During the summer, it is fairly common for companies to offer internships to high school and college students. Students get valuable experience with a company that improves their job prospects after they graduate, and employers get an opportunity to audition prospective employees.
While some internships come with a fair wage, others are unpaid. Given state and federal employment laws, are unpaid internships legal?
The quick answer is: it depends on the circumstances. Generally speaking, unpaid internships may comply with state and federal wage and hour laws if they satisfy certain criteria. These rules are in place so that employers do circumvent federal minimum wage laws by simply naming seasonal temporary employees "interns." This post will highlight a few of the factors the U.S. Department of Labor may use to determine if an unpaid internship properly follows federal law.
Whether the experience supplements classroom - An unpaid internship must utilize or expand upon training or education previously provided in a classroom environment. This may mean that a particular class must have been completed as a prerequisite to the internship.
The intern must benefit from the job - In the same vein, the intern usually receives some type of academic credit that will be used to satisfy graduation requirements.
Regular employees can still work - Permanent employees must not be displaced by unpaid interns, and any interns working on a temporary basis must be supervised by an existing, permanent employee.

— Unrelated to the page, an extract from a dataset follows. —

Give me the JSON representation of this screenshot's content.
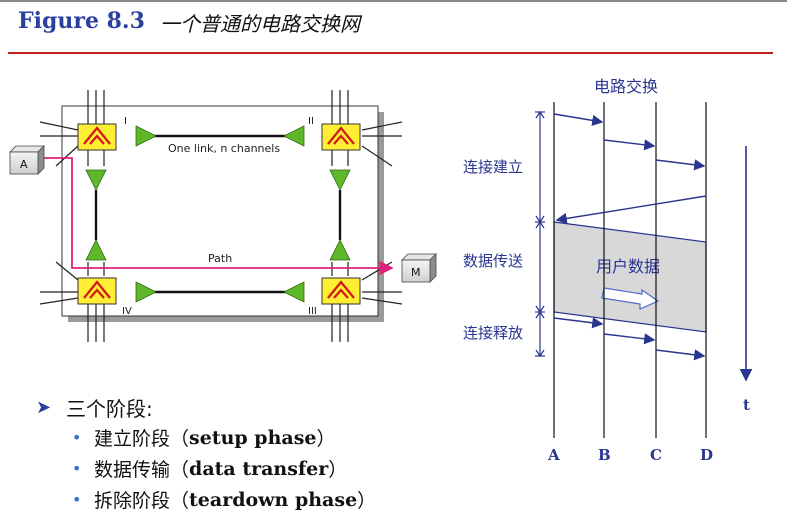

If you are putting together a new internship program or have accepted students into one and have questions about proper compensation, an experienced employment law attorney can advise you.